DESCRIPTION OF THE TASK:
The answer must be only the lines below from the one holding "Give me the" down to the one holding "What's the underlying", ends included, printed exactly; please omit all pictures.

──────── GIVEN INFORMATION ────────

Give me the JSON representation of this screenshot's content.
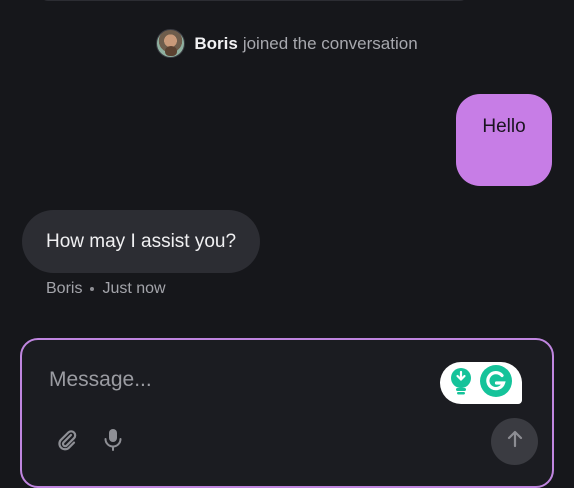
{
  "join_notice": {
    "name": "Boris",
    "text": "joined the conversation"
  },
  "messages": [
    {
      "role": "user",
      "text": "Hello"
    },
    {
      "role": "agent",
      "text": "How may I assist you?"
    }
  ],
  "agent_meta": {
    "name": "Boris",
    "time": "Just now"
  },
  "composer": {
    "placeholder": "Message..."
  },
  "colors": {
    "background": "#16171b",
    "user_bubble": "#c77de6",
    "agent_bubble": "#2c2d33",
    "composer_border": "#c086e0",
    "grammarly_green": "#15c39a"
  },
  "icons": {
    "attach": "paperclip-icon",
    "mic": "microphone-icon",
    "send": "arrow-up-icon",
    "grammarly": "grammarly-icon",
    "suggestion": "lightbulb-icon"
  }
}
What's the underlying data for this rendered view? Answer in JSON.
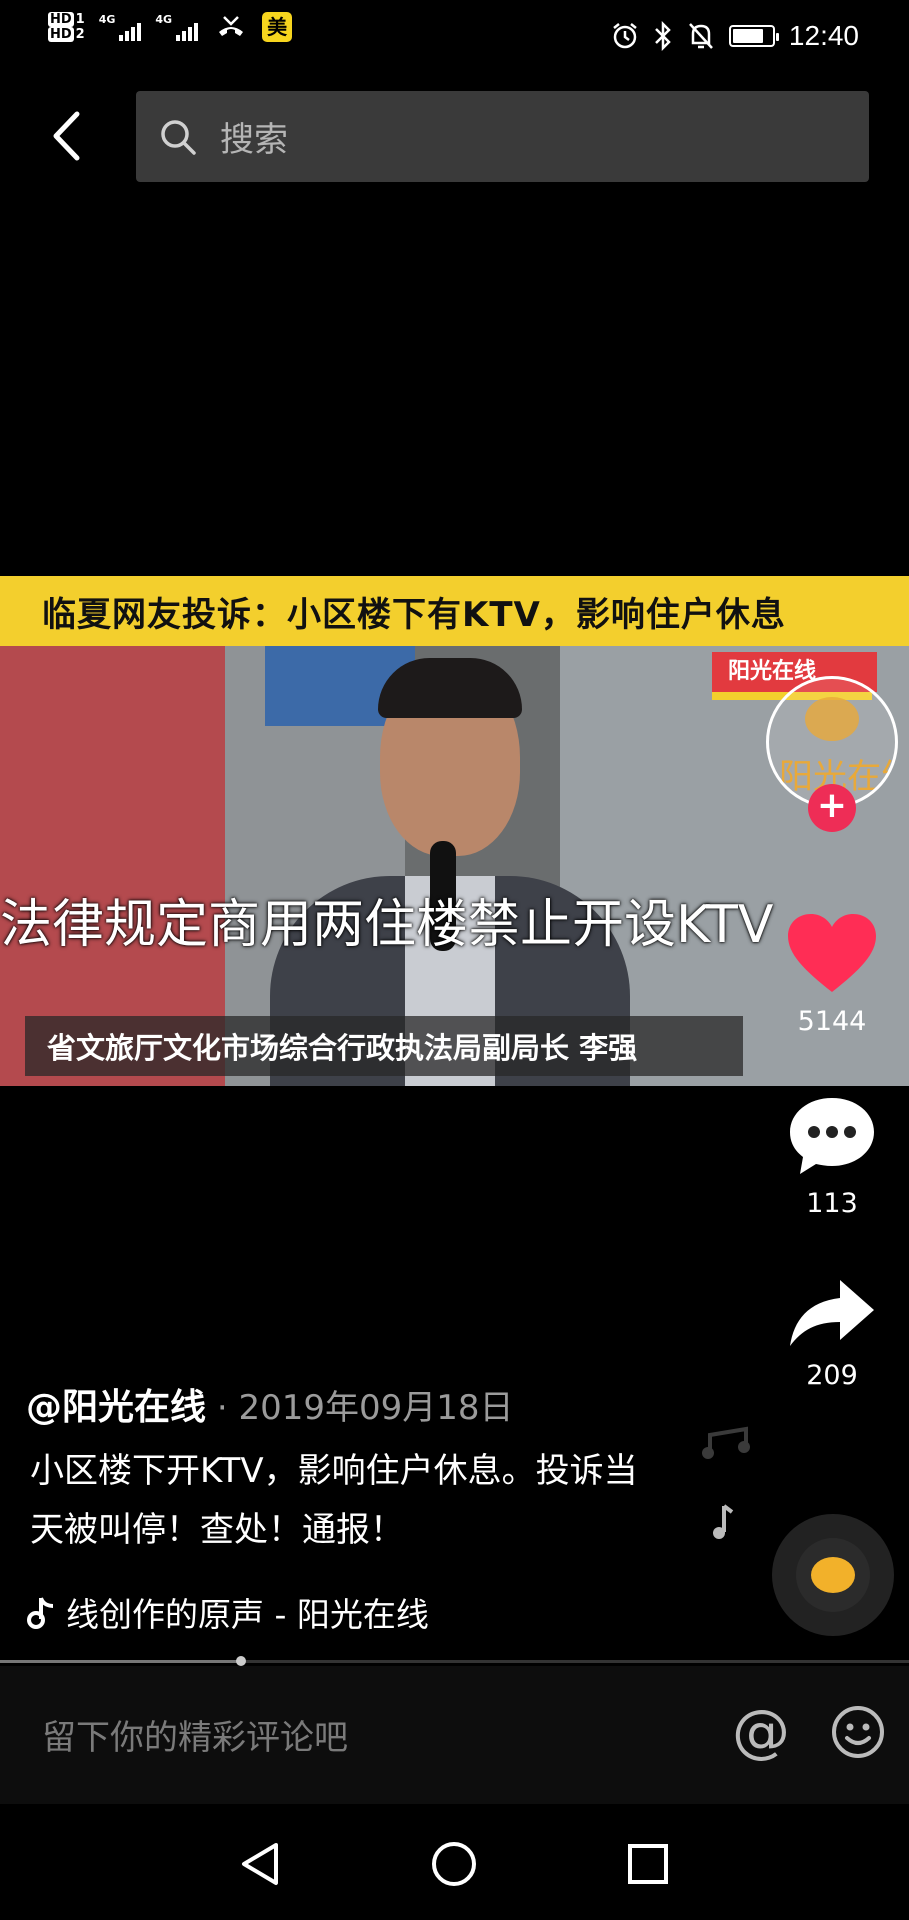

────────
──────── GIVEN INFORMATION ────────

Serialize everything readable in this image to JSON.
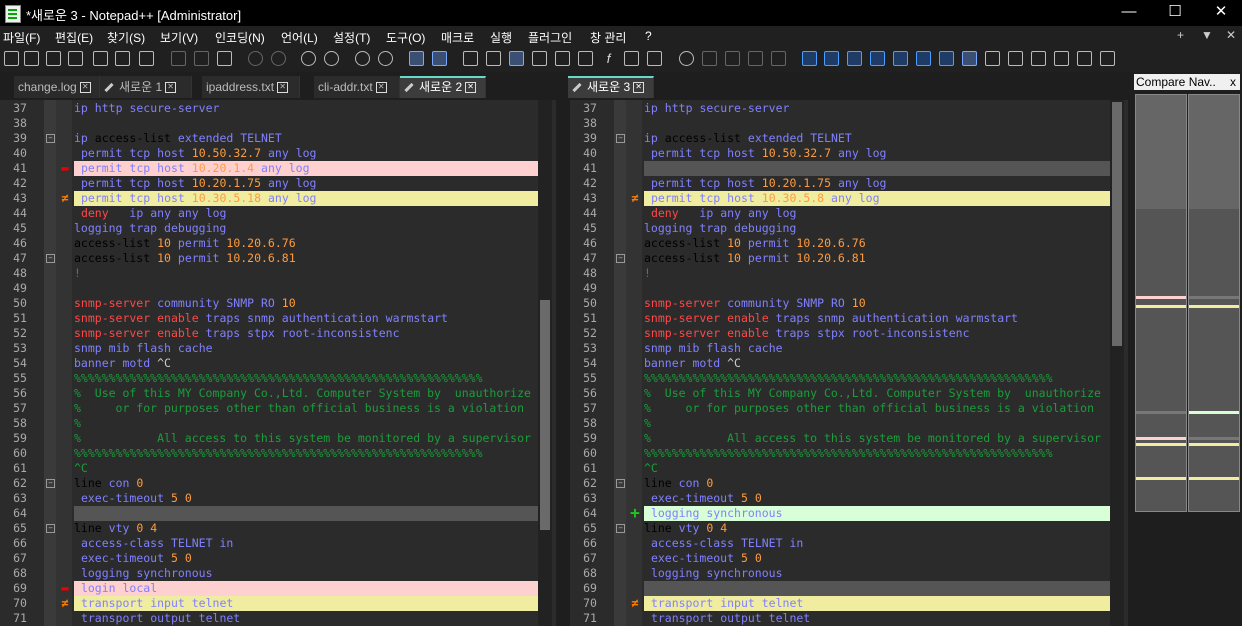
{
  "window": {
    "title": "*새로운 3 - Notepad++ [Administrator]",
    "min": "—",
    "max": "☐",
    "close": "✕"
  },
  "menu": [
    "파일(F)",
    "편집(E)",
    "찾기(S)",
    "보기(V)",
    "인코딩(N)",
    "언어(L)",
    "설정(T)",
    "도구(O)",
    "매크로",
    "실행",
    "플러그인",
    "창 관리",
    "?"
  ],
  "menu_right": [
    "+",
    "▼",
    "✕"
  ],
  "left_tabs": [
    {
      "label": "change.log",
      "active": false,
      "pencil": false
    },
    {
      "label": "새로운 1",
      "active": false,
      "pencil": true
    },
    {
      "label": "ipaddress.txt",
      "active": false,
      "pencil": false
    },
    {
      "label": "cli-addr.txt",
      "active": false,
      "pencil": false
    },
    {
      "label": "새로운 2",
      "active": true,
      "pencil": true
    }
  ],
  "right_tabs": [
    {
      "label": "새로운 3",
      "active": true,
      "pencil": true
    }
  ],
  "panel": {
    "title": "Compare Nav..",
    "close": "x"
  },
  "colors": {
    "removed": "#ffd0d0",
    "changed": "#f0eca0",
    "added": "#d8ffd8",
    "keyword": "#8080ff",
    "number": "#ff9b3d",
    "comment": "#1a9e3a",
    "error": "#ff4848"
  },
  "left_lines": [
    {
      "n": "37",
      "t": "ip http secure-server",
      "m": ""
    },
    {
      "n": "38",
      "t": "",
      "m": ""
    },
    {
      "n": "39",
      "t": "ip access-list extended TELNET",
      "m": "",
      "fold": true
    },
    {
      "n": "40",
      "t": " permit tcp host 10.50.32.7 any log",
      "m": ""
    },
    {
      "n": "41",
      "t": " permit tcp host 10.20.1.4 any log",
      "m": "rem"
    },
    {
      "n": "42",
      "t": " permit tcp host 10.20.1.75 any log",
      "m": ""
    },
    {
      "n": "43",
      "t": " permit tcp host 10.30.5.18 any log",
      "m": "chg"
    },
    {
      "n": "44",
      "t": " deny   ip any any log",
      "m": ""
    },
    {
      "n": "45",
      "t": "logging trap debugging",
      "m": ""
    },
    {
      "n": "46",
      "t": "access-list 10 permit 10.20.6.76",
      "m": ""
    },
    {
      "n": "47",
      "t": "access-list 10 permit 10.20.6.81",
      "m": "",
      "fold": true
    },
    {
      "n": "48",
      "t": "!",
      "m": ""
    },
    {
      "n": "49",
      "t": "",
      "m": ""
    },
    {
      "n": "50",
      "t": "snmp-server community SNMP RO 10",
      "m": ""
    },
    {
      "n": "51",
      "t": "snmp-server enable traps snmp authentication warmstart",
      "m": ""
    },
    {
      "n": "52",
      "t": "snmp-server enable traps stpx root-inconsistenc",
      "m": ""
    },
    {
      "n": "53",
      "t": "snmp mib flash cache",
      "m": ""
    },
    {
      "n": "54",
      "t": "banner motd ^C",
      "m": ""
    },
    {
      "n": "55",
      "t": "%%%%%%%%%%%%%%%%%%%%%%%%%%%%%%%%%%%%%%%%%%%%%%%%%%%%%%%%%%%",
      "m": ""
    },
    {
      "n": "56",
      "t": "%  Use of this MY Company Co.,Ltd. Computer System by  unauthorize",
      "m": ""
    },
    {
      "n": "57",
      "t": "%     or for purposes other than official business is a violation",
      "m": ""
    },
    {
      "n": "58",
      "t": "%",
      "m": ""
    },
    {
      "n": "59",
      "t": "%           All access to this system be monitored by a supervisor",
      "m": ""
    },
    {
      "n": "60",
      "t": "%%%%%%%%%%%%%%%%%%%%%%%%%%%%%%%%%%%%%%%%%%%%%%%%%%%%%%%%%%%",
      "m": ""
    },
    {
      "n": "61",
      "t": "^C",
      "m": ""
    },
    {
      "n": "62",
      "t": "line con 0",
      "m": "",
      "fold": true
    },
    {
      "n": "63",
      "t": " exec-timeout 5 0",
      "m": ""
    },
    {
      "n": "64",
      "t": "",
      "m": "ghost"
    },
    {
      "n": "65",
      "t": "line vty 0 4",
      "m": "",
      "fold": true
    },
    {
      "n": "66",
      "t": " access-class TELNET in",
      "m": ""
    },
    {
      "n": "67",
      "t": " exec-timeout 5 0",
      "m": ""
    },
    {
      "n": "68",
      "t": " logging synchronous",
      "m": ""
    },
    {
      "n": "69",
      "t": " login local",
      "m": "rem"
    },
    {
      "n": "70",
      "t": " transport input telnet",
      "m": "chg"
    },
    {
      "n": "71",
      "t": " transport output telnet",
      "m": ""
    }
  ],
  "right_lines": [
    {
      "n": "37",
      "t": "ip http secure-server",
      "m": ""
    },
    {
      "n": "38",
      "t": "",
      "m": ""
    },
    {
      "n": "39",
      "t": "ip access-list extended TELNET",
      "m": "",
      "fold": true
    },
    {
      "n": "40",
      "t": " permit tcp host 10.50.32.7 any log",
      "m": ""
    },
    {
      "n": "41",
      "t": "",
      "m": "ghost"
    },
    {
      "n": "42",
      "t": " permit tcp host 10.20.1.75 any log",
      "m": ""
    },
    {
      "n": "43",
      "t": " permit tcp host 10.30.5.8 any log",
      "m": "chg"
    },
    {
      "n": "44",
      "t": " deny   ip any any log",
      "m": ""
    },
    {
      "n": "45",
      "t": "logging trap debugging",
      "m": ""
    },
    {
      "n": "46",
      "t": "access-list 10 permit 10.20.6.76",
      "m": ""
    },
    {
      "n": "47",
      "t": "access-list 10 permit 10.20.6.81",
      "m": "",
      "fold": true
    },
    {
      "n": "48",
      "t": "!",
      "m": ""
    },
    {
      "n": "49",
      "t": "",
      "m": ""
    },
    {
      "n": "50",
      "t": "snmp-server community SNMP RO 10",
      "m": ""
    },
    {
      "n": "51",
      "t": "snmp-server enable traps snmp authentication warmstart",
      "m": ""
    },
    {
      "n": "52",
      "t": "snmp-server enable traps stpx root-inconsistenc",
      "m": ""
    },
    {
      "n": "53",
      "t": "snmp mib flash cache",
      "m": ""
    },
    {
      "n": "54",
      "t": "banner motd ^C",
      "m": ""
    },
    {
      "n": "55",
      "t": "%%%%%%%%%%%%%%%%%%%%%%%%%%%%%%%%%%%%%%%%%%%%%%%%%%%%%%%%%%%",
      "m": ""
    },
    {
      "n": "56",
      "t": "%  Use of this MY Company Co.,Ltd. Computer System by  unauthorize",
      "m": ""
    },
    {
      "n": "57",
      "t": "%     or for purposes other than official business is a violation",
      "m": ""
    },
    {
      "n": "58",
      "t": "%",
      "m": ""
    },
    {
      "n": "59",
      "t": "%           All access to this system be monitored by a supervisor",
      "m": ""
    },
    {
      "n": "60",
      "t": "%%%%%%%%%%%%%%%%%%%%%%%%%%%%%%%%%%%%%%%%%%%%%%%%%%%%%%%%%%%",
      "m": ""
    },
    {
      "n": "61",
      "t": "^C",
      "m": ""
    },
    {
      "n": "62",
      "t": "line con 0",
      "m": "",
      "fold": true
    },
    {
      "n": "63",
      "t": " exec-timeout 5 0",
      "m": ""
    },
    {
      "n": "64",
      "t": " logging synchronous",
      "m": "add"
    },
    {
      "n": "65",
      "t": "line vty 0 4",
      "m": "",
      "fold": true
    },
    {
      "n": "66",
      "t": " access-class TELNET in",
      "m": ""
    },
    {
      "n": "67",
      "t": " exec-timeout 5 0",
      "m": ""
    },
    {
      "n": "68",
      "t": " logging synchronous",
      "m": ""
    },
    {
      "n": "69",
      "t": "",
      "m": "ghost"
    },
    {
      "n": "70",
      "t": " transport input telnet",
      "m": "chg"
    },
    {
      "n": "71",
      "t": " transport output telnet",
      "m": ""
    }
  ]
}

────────

EXERCISE OUTPUT:
Give me the JSON representation of this screenshot's content.
{
  "join_notice": {
    "name": "Boris",
    "text": "joined the conversation"
  },
  "messages": [
    {
      "role": "user",
      "text": "Hello"
    },
    {
      "role": "agent",
      "text": "How may I assist you?"
    }
  ],
  "agent_meta": {
    "name": "Boris",
    "time": "Just now"
  },
  "composer": {
    "placeholder": "Message..."
  },
  "colors": {
    "background": "#16171b",
    "user_bubble": "#c77de6",
    "agent_bubble": "#2c2d33",
    "composer_border": "#c086e0",
    "grammarly_green": "#15c39a"
  },
  "icons": {
    "attach": "paperclip-icon",
    "mic": "microphone-icon",
    "send": "arrow-up-icon",
    "grammarly": "grammarly-icon",
    "suggestion": "lightbulb-icon"
  }
}
What's the underlying data for this rendered view? Answer in JSON.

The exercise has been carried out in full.